A blessing.  A reminder.  A penance.


Drusilla dreams of angels.  There is a lady, small and beautiful, with golden hair and luminous skin, who looks like the angel on the Christmas card Drusilla has saved in the small wooden box under the bed she shares with her sisters (the card was pressed into her mittened hands on Christmas Eve when she was eleven by Annie Forster, the only friend Drusilla ever had beside her sisters.  Annie lived across the street, her father was the blacksmith, and she would pop her curly red head over the top of the gate, grin a gap-toothed grin and a cheery ‘ello.  But Annie only lived there for seven months, and she moved away two days after New Year after giving Dru the card.  Dru treasures it—the friendship, the card all lacy and flowered—all the more because of its fleeting nature).

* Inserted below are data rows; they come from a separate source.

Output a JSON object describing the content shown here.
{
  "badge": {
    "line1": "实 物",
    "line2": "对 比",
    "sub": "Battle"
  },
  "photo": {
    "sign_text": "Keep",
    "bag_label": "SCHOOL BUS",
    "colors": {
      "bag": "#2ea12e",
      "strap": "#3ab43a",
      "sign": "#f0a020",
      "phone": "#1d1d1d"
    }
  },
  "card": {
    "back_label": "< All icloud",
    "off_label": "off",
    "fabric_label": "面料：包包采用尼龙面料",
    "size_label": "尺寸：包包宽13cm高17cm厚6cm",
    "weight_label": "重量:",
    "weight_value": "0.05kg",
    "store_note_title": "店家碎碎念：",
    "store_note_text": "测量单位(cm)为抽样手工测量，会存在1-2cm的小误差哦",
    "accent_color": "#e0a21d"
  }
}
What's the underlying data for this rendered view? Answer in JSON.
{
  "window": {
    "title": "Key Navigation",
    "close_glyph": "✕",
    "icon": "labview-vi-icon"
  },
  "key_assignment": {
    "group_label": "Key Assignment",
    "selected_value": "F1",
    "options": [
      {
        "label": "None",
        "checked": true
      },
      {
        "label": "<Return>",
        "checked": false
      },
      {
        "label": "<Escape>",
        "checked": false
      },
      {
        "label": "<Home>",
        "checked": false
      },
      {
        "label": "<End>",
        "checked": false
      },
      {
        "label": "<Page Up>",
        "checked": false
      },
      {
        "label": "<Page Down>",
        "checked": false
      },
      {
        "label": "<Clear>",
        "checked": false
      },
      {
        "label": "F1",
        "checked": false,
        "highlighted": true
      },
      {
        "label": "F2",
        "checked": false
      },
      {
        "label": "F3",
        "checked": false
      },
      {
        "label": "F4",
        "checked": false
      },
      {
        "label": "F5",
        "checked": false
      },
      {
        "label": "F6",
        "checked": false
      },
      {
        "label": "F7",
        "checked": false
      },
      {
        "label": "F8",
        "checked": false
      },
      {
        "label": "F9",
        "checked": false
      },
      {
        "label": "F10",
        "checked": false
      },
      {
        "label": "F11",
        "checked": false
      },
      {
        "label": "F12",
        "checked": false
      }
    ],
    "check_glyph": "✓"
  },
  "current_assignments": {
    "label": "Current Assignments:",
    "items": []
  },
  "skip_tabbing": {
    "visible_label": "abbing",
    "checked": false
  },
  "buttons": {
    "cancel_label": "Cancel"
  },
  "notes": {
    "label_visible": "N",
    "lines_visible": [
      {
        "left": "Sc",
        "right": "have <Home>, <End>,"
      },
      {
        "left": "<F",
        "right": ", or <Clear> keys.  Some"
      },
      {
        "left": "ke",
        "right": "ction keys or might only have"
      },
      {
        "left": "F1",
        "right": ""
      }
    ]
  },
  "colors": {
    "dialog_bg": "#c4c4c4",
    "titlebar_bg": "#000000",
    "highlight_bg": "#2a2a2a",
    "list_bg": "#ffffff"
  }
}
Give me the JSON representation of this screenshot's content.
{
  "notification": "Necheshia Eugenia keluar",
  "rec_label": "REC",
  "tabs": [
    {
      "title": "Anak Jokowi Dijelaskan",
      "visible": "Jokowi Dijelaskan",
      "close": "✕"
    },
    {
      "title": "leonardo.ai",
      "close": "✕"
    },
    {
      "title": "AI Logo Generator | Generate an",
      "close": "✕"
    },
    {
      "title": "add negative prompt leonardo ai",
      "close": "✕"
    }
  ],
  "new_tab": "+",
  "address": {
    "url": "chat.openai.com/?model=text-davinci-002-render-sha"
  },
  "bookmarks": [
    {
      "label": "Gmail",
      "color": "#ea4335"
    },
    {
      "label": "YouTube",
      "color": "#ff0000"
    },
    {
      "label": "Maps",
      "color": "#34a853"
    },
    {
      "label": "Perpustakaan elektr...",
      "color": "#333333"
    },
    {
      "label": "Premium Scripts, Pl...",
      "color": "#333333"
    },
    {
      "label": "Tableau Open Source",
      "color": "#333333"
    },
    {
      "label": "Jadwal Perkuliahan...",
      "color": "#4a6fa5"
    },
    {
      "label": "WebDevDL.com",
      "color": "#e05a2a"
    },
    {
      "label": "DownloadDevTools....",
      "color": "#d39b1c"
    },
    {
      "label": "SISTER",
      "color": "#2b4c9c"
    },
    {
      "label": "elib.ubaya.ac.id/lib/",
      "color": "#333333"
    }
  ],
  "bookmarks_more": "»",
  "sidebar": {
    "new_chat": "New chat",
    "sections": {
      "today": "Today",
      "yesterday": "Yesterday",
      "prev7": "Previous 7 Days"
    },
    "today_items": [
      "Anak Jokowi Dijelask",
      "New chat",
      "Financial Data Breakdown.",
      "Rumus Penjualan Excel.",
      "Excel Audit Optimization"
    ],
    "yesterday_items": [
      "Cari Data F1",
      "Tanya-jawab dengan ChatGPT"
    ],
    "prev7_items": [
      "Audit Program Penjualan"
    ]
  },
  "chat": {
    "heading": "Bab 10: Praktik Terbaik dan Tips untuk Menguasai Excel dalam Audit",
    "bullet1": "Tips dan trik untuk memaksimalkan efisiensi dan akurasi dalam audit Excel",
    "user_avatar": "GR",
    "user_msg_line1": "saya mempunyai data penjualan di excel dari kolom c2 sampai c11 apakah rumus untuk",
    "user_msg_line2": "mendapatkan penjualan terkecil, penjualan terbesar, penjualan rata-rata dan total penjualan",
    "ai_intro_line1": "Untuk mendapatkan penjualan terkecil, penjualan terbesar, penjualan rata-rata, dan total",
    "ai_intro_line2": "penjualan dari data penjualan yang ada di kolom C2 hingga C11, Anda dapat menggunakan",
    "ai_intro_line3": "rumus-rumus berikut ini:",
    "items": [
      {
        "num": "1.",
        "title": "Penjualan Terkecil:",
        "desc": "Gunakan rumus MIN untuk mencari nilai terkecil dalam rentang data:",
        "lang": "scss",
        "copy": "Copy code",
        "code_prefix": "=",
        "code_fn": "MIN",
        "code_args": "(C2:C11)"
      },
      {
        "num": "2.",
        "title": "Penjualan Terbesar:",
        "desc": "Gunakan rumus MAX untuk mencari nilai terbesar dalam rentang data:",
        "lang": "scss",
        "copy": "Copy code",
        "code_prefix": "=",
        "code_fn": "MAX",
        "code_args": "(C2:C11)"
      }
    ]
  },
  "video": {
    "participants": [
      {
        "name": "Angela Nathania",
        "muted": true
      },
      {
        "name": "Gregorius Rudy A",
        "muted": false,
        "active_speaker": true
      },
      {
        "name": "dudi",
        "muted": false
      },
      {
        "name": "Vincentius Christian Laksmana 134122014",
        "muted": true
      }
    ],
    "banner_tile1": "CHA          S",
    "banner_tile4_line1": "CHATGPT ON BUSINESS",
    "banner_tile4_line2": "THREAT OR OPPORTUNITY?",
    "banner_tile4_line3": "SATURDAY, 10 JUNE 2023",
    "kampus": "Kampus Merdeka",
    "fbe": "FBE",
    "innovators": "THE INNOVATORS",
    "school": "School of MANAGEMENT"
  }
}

The other angel is as dark as the lady is fair, a tall, wide-shouldered man, so handsome that Drusilla blushes every time she remembers him.  He looks like the angel in the stained glass window at church, the one wielding a sword of fire to banish Adam and Eve from Eden (the look on Eve’s face always broke Dru’s heart, even when she was a very little girl, though Adam looked sulky and defiant.  Dru loves apples, a rare treat: their sharp scent, the way the white flesh looks when the burgundy skin is bitten away, the juice dribbling down her chin: she has always felt that she shares Eve’s weakness).

Their eyes, though, are fearsome and their smiles fell, and then, before Drusilla’s dreaming eyes, their faces shift with a creak of cartilage and become the faces of devils.  Their laughter chills her blood and makes her heart stop beating (the fact that she still finds them beautiful—their shining golden eyes, their fierce smiles, their brutally graceful movements—terrifies her even more).

She awakes from the dreams screaming.


Three days before the wedding, the angels come to the door.  Drusilla is getting ready for bed, slipping into her nightgown, braiding her hair when she feels an icy chill.  She freezes only for a moment, but by the time she flies out of the girls’ bedroom and into the hall, Eugenia has already invited them in.

Arabella’s dowry was laid out for the ladies to see earlier in the day and was to be packed in the morning: each garment has been lovingly spread out in the tiny parlor.  Not the finest fabrics, but each piece labored over with so much love that it has become a work of art.

Most of the pieces are white.  The blood as it splatters screams crimson against it, so red that it hurts Drusilla’s eyes.  She stares at the scarlet blossoming, stares and stares and stares, and she doesn’t hear the screams.  Doesn’t hear the tearing of flesh.  Doesn’t hear the evil laughter that has echoed every night in her dreams.

She does hear the silence after.  The clock ticking.  The fire sputtering.  But no breathing except her own (angels, she thinks distantly, don’t breathe).  The silence terrifies her more than anything she has ever known.

She flees to the convent.

The angels pursue her.

(She should have known that you can’t outrun angels.)


She should have remembered that angels are not soft and kind, otherwise, why the warning?  The first thing angels always say when they appear is, Fear not.